Saturday, October 23, 2010

The Coast, Conference, and Cuisine-- Bouchercon Part 1: The Coast and Big Sur

We drove from SoCal to Bouchercon 2010 in San Fransciso, which means that we seriously overpacked. Okay, I seriously overpacked.

Fog hiding the ocean. Looking south from the deck of the Nepenthe.
Husband Charlie and I decided we'd break up the drive and spend a night in Big Sur. It had been a couple of years since we'd cruised Highway One.  When the weather is fine, driving that stretch of coast from Morro Bay to Carmel is transformative. It makes me want to write a love song to California. I hummed some instead. Yeah Cali, you're broke, you've got a lot of problems, but this native daughter loves U and your golden self.

We almost had the road to ourselves.  A light shifting fog moved through the air, making mirages of ocean and foothills that would suddenly appear out of the mist only to be just as quickly erased. White fog ran down canyons like streams from Heaven. Quicksilver ocean melted into dove-feathered fog. It was mystical.

Soundtrack into Big Sur: Jazz Round Midnight: Chanteuses and selections from Beethoven.

Big Sur is like a hippie Fantasy Island--a different place and era cut off from the rest of the world. It's not easy to get to. There's sporadic cell phone service. The physical beauty is imposing and makes everything else seem trivial. The French, German, Italian, and British visitors outnumbered the Yanks, adding to my feeling of being in a strange land.  My cell phone displayed a scary red emblem instead of the signal strength bars. Took me a little time to ignore that silent scream. Freedom from the CrackBerry.

I'm a sucker for a pretty photo of a sunset.  From the Nepenthe. 
We reached the Nepenthe in time for the sunset. Charlie trained another bartender how to make a Vesper martini.  We split a Calistoga artichoke appetizer, a Nepenthe's Ambrosia Burger, and a giant basket of fries. Behind us, a group of folks was discussing the "Julie and Julia" movie. A man at the table didn't know who Julia Child was. Others there filled him in, but agreed that she was still alive yet "elderly." Decisions... Reveal myself as an eavesdropper and inject myself into their conversation to set them straight or forever hold my peace?  I practiced silence and turned my attention to the sun setting behind twin fog banks which garnered a crowd with cameras.

When the sun made its final dip into the ocean, there was discussion of seeing the green flash. Very cool, waiting for that fleeting event.

We stayed in a simple motel along the Big Sur River.
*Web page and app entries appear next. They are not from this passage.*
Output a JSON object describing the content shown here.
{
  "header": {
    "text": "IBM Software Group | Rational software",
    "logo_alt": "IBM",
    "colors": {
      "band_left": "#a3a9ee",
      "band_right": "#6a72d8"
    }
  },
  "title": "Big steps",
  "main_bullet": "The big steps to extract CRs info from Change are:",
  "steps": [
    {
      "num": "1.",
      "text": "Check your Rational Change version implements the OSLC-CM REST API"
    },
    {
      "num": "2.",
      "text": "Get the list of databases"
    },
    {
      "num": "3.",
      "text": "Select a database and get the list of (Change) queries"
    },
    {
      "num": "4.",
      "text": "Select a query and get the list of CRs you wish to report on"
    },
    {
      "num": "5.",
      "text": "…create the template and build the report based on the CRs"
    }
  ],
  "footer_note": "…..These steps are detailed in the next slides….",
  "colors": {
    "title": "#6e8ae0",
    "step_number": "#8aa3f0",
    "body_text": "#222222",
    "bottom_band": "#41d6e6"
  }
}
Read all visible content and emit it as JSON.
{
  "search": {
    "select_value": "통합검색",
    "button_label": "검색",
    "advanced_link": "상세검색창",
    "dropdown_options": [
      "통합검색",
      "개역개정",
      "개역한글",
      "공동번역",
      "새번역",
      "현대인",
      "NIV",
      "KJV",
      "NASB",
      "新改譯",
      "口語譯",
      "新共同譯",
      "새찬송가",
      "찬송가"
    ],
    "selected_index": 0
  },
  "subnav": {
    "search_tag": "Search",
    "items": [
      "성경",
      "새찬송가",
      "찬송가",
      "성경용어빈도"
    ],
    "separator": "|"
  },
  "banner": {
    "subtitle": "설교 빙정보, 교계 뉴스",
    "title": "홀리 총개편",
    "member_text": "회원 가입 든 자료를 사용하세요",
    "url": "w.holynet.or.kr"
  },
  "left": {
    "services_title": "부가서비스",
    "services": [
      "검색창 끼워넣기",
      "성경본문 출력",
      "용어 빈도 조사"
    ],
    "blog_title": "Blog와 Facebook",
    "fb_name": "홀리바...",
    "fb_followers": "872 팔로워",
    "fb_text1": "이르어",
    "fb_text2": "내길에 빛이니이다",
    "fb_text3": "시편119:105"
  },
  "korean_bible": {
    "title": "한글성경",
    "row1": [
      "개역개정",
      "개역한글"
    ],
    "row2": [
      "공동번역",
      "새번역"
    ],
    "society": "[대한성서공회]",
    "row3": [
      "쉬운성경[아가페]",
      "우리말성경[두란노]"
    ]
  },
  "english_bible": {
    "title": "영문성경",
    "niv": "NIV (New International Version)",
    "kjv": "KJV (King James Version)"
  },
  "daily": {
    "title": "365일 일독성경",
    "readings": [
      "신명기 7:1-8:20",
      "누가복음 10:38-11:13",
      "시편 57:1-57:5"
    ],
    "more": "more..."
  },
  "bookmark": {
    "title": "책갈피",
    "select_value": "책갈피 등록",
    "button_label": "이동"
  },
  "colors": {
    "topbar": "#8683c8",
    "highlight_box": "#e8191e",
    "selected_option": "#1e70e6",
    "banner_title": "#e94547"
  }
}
There were Adirondack chairs in the river, perfect for sitting on a hot day.  Even though the river was more like a creek after our dry year, I realized how rarely I experience a river. The cement-shrouded L.A. River doesn't count. I let the cool water run over my hands and touched the smooth pebbles on the bottom.

I awakened at some point during the night. It was strangely dark. Black dark. No display on the nightstand digital clock. No lights from outside. The power was off. I wondered if the rest of the world had disappeared like in one of those early 1960s horror movies inspired by A-Bomb paranoia in which the people seem to have evaporated, leaving their cars with full tanks of gas and the keys in the ignition. What if the world outside Big Sur was gone?  Deciding there was nothing I could do about it, I rolled over and went back to sleep. In the morning, the digital clock was flashing the wrong time. The world had not disappeared.
I had plenty of company snapping this beauty.

Every time I visit Big Sur, I hear its siren call, as have many others, including Henry Miller, who rolled in and didn't leave--for a while at least. Big Sur whispers to me, "What are you doing with all this stuff?" I think, you're right. I'm gonna shed my baggage, the Samsonite in my hands and the crap in my head, and stay. Stay and make necklaces out of stones and bones and write crazy prose and not care if anyone reads it and live out the rest of my days. The next morning, just like the power outage, the moment passed.  After a lovely breakfast on a deck above the river, we pushed on to San Francisco and Bouchercon. 


  1. You know what, Dianne? I'm a fan of your books. But this is my favorite thing of yours I've ever read.

  2. Aww, thanks, Petrea! It was fun to experience and fun to write about.

  3. Really makes me wish I'd hitched a ride with youse guys. Sounds great. Nice pics, too.

  4. Missed you there, Eric! It was fun. I'll post my observations about the conference later this week.